Atka is one of three ambassador wolves living at the Wolf Conservation Center. Visiting schools, museums , libraries and other venues he is a voice for his brothers and sisters in the wild!

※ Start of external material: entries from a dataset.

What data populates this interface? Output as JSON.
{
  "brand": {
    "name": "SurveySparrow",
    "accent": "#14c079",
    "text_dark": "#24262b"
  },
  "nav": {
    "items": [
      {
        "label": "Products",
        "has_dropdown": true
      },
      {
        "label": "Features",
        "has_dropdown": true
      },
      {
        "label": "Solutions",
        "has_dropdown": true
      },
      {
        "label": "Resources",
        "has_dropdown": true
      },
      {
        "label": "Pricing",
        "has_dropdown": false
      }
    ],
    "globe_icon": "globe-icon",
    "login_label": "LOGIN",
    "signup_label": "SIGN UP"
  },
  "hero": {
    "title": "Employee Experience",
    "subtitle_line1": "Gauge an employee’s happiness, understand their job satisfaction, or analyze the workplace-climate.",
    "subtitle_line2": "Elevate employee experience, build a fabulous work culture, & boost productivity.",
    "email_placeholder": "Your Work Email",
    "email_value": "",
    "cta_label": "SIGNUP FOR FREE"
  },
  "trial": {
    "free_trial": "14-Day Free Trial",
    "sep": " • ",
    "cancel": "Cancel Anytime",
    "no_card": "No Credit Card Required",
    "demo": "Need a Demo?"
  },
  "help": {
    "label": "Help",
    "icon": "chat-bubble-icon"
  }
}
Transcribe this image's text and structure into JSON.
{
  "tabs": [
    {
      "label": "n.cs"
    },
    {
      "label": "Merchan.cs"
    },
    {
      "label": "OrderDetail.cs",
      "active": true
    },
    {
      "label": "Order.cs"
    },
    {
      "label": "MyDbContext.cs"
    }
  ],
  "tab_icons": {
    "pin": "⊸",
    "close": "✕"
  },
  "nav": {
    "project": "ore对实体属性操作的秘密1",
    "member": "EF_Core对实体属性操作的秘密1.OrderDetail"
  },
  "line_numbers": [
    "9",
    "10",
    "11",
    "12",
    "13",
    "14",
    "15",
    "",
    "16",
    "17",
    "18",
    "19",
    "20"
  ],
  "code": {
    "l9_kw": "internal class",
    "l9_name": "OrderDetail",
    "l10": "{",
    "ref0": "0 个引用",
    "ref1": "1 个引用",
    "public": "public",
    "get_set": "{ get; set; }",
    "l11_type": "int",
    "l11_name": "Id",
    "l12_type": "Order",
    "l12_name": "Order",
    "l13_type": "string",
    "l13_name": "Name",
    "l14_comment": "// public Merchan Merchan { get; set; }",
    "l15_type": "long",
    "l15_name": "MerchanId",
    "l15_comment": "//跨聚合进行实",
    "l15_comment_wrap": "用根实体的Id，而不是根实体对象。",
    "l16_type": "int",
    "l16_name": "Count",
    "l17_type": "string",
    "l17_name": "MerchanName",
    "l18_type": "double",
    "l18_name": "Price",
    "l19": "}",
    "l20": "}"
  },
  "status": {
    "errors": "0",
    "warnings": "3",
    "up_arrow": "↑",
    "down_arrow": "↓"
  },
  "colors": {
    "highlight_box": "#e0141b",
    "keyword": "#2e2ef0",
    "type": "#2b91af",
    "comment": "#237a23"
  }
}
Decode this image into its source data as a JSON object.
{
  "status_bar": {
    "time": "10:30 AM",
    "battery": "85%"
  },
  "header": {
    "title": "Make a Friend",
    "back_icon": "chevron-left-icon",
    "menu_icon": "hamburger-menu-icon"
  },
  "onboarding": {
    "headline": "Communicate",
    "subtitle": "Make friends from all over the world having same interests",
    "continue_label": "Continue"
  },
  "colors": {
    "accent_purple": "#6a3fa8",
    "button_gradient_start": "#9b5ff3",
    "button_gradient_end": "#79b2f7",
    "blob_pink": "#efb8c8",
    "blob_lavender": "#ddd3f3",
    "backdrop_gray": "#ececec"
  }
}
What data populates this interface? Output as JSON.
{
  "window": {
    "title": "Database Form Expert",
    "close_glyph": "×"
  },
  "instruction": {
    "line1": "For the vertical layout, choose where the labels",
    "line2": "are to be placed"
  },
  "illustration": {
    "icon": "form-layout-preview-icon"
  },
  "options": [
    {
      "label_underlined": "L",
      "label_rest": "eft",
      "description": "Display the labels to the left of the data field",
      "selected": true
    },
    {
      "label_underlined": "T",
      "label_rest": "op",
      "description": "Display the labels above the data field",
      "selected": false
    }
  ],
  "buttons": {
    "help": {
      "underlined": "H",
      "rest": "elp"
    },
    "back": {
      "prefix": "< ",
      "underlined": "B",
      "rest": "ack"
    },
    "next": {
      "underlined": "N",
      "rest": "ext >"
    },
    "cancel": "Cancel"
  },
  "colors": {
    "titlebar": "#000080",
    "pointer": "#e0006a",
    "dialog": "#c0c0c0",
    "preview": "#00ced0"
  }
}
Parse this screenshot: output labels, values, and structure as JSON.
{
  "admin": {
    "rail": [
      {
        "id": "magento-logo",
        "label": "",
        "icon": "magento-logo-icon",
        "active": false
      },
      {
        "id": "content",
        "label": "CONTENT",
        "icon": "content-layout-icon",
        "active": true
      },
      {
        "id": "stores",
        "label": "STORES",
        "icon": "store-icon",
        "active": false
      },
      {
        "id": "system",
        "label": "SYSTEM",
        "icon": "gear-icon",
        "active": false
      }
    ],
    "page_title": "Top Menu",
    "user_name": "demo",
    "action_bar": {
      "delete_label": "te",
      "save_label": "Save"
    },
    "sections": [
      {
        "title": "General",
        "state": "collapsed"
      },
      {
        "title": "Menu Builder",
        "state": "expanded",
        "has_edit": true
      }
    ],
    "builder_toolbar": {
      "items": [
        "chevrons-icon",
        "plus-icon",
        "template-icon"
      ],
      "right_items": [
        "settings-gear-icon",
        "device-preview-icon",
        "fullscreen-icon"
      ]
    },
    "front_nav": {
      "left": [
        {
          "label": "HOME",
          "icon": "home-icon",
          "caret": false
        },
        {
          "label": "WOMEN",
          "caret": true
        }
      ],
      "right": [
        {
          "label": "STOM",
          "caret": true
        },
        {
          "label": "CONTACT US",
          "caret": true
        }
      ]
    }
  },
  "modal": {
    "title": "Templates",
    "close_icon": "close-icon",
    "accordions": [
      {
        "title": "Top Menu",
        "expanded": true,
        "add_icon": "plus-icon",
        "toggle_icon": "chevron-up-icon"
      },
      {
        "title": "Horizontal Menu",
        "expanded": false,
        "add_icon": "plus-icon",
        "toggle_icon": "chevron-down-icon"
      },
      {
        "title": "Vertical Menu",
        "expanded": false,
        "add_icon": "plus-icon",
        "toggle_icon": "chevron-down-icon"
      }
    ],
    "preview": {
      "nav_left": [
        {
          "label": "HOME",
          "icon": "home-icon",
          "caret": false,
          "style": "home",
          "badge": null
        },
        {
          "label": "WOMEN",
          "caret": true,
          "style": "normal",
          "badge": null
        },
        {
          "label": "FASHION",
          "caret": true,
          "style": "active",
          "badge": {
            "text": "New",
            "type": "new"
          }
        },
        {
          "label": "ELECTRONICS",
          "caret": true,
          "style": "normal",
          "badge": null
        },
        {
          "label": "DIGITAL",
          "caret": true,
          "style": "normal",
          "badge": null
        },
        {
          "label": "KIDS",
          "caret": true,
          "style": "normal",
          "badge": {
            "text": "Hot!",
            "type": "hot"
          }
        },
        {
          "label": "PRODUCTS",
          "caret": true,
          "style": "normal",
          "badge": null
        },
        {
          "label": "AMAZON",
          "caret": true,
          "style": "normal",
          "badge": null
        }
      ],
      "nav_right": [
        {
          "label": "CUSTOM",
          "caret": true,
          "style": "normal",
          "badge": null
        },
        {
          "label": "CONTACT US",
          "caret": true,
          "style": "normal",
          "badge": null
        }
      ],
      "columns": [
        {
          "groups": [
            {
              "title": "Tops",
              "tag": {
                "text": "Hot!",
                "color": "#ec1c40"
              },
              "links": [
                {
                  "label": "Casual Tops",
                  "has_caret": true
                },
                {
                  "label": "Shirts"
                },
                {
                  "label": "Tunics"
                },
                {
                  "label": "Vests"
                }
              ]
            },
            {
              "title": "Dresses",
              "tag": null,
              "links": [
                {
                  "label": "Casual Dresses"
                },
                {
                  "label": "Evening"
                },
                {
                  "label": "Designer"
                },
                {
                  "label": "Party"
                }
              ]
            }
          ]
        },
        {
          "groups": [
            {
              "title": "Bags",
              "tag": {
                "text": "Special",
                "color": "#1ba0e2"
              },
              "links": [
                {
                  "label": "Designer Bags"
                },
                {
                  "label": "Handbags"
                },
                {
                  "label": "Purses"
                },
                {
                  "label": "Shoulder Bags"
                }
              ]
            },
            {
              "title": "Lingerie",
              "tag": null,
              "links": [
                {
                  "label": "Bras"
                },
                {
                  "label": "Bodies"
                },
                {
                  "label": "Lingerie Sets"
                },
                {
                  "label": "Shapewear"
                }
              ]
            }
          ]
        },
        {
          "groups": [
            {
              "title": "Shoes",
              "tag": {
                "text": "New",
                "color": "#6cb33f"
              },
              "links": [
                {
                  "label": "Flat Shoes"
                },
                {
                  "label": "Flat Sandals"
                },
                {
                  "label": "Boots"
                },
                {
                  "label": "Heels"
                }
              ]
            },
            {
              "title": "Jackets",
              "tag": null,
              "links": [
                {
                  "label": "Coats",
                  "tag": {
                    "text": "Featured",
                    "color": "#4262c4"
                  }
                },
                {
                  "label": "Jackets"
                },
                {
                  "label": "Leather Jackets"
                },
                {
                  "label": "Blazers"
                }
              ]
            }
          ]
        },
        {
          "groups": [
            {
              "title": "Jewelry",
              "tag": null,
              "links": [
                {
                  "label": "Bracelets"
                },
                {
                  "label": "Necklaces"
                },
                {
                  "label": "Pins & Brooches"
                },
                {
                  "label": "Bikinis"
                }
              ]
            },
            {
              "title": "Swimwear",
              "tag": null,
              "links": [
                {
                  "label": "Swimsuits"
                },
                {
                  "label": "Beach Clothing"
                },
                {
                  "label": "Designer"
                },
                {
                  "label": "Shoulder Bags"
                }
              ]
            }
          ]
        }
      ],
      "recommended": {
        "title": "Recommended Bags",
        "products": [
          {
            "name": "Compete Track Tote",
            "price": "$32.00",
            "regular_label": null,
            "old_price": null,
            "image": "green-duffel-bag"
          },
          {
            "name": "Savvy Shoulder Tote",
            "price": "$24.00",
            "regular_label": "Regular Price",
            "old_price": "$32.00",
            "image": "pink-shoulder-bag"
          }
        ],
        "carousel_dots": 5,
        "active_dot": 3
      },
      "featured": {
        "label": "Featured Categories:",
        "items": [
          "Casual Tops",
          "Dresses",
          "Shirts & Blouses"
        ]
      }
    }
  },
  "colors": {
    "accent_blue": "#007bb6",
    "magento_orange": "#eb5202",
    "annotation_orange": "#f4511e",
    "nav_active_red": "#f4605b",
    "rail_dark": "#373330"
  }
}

State and livestock industry depredations on wolves must endtinyurl.com/2h285e69We’re glad that the state-sponsored depredations on wolves are at a seven-year low, but that number needs to be reduced to zero, and that requirement should be formalized by either regulation by the state Fish and Game Commission or by state statute, whichever one it takes.When the word “depredations” is invoked, it’s usually describing wolf depredations on cattle and sheep. It’s kind of a dirty word, especially in rural circles, and describing wolves as doing the depredating is a slick and crafty way to make ranchers look like the victims. But more often than not, it’s when the ranchers push their cattle out onto public wildlands – which are the wolves’ homes – that these conflicts occur. So, really, aren’t the ranchers creating the problem by moving tasty treats into wolf habitats, at times even unloading the cattle truck right next to known wolf den sites?Let’s talk instead about the depredations of the livestock industry, and state and federal agencies, on native wildlife. It’s not just state agencies gunning down wolves. It’s entire U.S. Department of Agriculture programs dedicated to killing or poisoning wild species for the benefit of farmers and ranchers. It’s about county extension agents poisoning native rodents that are a key role in native ecosystems or trapping beavers to disrupt healthy rivers and streams. It’s about individual ranchers carrying rifles in their pickup trucks to gun down anything large enough to notice. This is a result of a failure of these groups – and by extension, our broader society – to coexist and live harmoniously with the natural world, because they are too busy laboring to dominate or destroy it.Humanity needs to retool its approach to the natural world, to transform its relationship from consumers and parasites to one of responsible members of the natural community. The Washington state government has a responsibility to do its part. At Western Watersheds Project, we call on them to lead, by ending the depredations on wolves and other native wildlife. We can and must do better in our relationship to nature.photo: John E. Marriott Wildlife and Nature Photography... See MoreSee Less